AFTER all the turmoil in the markets, after Bernard L. Madoff and a bunch of other financial scandals, investors may well be questioning whether they’ve chosen the right financial adviser.
It may be someone you like and trust, but is it someone competent to manage your money?
– Intro to “In Search of Competent (and Honest) Advisers”, The New York Times, August 1, B1
Generally speaking, and this is true across all wealth levels, people are dissatisfied with their advisers, but they’re still incredibly loyal to them. It’s been going on for years, but it’s been exacerbated recently.
– Bruce Holley, managing director at Boston Consulting Group, quoted in the article
Mr. Holley said many people react by moving to a firm with a long-established brand. But that offers no guarantee of better results.
The more rational approach is to do serious due diligence on your adviser. This is not easy. It requires a lot of work, like checking an adviser’s regulatory record through the Financial Industry Regulatory Authority, the Securities and Exchange Commission and state regulators, and contacting many references.
But perhaps the most important test of your adviser’s competence is in the area of what is being called “transparency.” Mr. Crosby said the survey found that transparency was becoming more important to investors than an adviser’s brand, performance and pedigree.
But while an adviser may talk about transparency, investors need to figure out what it means. Where does an adviser keep your money — at the firm or with third-party custodian who serves as a check? Does the firm have reputable auditors and lawyers?

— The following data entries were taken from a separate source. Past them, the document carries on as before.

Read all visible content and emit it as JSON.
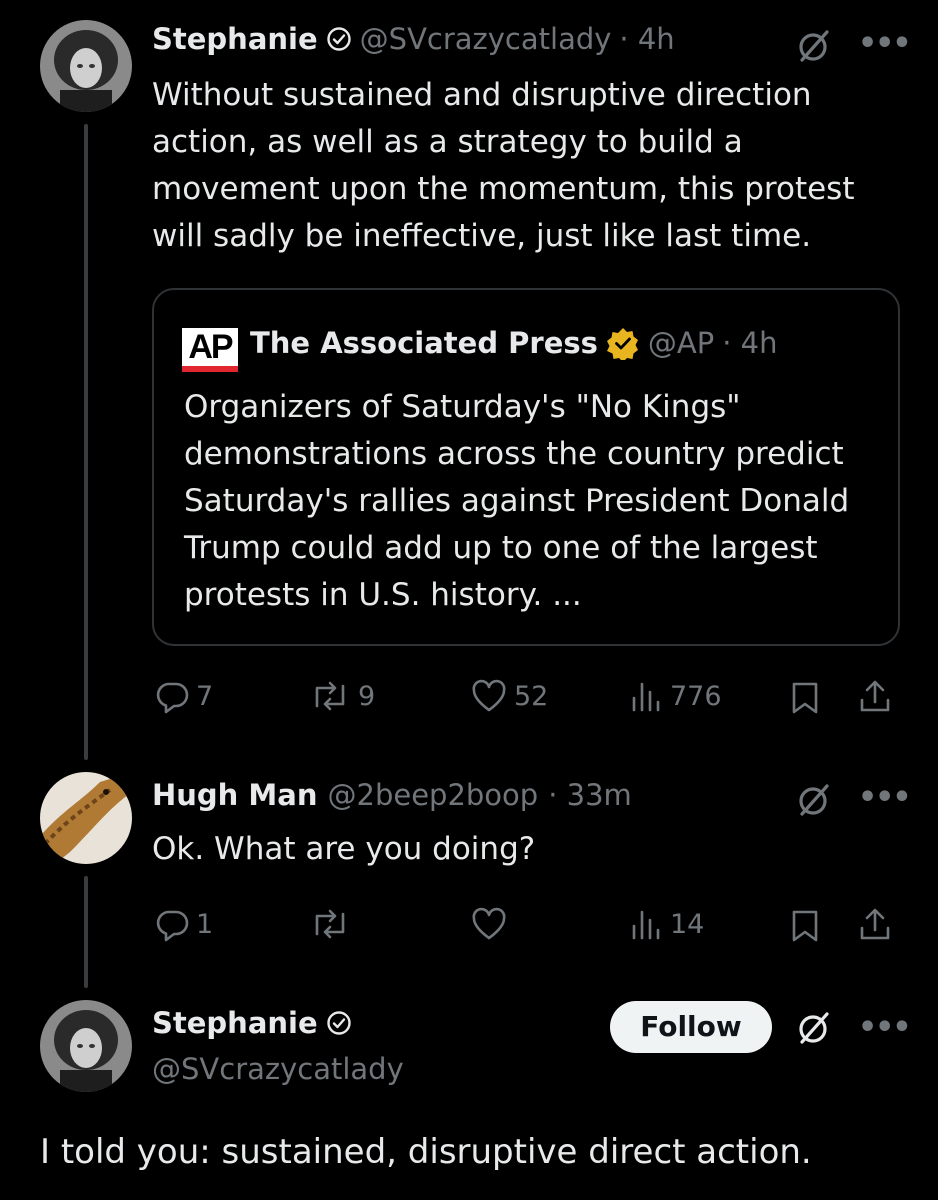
{
  "tweet1": {
    "name": "Stephanie",
    "handle": "@SVcrazycatlady",
    "time": "· 4h",
    "text_lines": [
      "Without sustained and disruptive direction",
      "action, as well as a strategy to build a",
      "movement upon the momentum, this protest",
      "will sadly be ineffective, just like last time."
    ],
    "quote": {
      "logo_text": "AP",
      "name": "The Associated Press",
      "handle": "@AP",
      "time": "· 4h",
      "text_lines": [
        "Organizers of Saturday's \"No Kings\"",
        "demonstrations across the country predict",
        "Saturday's rallies against President Donald",
        "Trump could add up to one of the largest",
        "protests in U.S. history. ..."
      ]
    },
    "stats": {
      "replies": "7",
      "reposts": "9",
      "likes": "52",
      "views": "776"
    }
  },
  "tweet2": {
    "name": "Hugh Man",
    "handle": "@2beep2boop",
    "time": "· 33m",
    "text": "Ok. What are you doing?",
    "stats": {
      "replies": "1",
      "reposts": "",
      "likes": "",
      "views": "14"
    }
  },
  "tweet3": {
    "name": "Stephanie",
    "handle": "@SVcrazycatlady",
    "follow_label": "Follow",
    "text": "I told you: sustained, disruptive direct action."
  },
  "colors": {
    "background": "#000000",
    "text": "#e7e9ea",
    "muted": "#71767b",
    "ap_red": "#e0262e",
    "gold_badge": "#e8b520"
  },
  "icons": [
    "verified-icon",
    "gold-verified-icon",
    "grok-icon",
    "more-icon",
    "reply-icon",
    "repost-icon",
    "like-icon",
    "views-icon",
    "bookmark-icon",
    "share-icon"
  ]
}
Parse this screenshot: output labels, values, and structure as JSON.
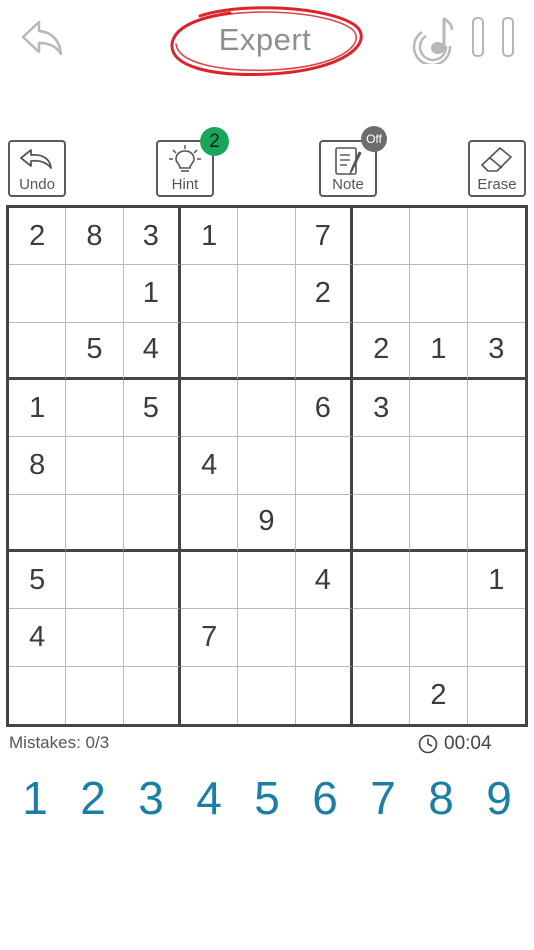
{
  "header": {
    "title": "Expert",
    "icons": {
      "back": "back-arrow-icon",
      "music": "music-note-icon",
      "pause": "pause-icon"
    },
    "title_circle_color": "#d9252b"
  },
  "toolbar": {
    "undo_label": "Undo",
    "hint_label": "Hint",
    "hint_count": "2",
    "note_label": "Note",
    "note_state": "Off",
    "erase_label": "Erase",
    "hint_badge_color": "#1aa55a"
  },
  "board": {
    "rows": [
      [
        "2",
        "8",
        "3",
        "1",
        "",
        "7",
        "",
        "",
        ""
      ],
      [
        "",
        "",
        "1",
        "",
        "",
        "2",
        "",
        "",
        ""
      ],
      [
        "",
        "5",
        "4",
        "",
        "",
        "",
        "2",
        "1",
        "3"
      ],
      [
        "1",
        "",
        "5",
        "",
        "",
        "6",
        "3",
        "",
        ""
      ],
      [
        "8",
        "",
        "",
        "4",
        "",
        "",
        "",
        "",
        ""
      ],
      [
        "",
        "",
        "",
        "",
        "9",
        "",
        "",
        "",
        ""
      ],
      [
        "5",
        "",
        "",
        "",
        "",
        "4",
        "",
        "",
        "1"
      ],
      [
        "4",
        "",
        "",
        "7",
        "",
        "",
        "",
        "",
        ""
      ],
      [
        "",
        "",
        "",
        "",
        "",
        "",
        "",
        "2",
        ""
      ]
    ]
  },
  "status": {
    "mistakes": "Mistakes: 0/3",
    "timer": "00:04"
  },
  "numpad": {
    "keys": [
      "1",
      "2",
      "3",
      "4",
      "5",
      "6",
      "7",
      "8",
      "9"
    ],
    "color": "#1b7ea6"
  }
}
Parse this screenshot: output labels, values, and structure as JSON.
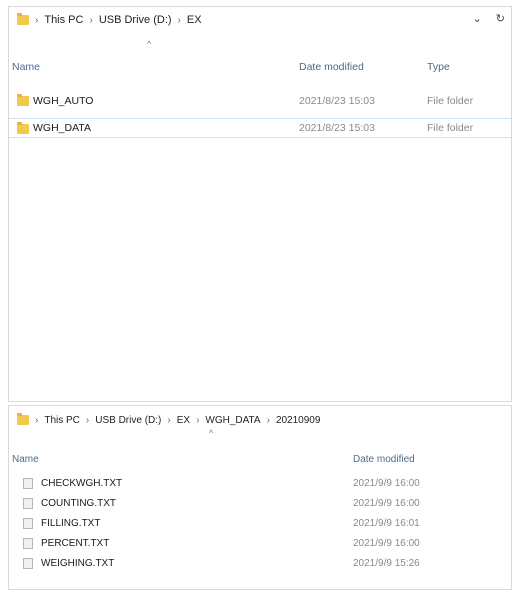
{
  "top": {
    "breadcrumb": [
      "This PC",
      "USB Drive (D:)",
      "EX"
    ],
    "columns": {
      "name": "Name",
      "date": "Date modified",
      "type": "Type"
    },
    "rows": [
      {
        "name": "WGH_AUTO",
        "date": "2021/8/23 15:03",
        "type": "File folder"
      },
      {
        "name": "WGH_DATA",
        "date": "2021/8/23 15:03",
        "type": "File folder"
      }
    ]
  },
  "bottom": {
    "breadcrumb": [
      "This PC",
      "USB Drive (D:)",
      "EX",
      "WGH_DATA",
      "20210909"
    ],
    "columns": {
      "name": "Name",
      "date": "Date modified"
    },
    "rows": [
      {
        "name": "CHECKWGH.TXT",
        "date": "2021/9/9 16:00"
      },
      {
        "name": "COUNTING.TXT",
        "date": "2021/9/9 16:00"
      },
      {
        "name": "FILLING.TXT",
        "date": "2021/9/9 16:01"
      },
      {
        "name": "PERCENT.TXT",
        "date": "2021/9/9 16:00"
      },
      {
        "name": "WEIGHING.TXT",
        "date": "2021/9/9 15:26"
      }
    ]
  },
  "icons": {
    "folder": "folder-icon",
    "file": "text-file-icon",
    "chevron": "chevron-down-icon",
    "refresh": "refresh-icon"
  }
}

What is being outsourced and where is it outsourced to? This should be of particular concern, depending on how your personal financial data is encrypted.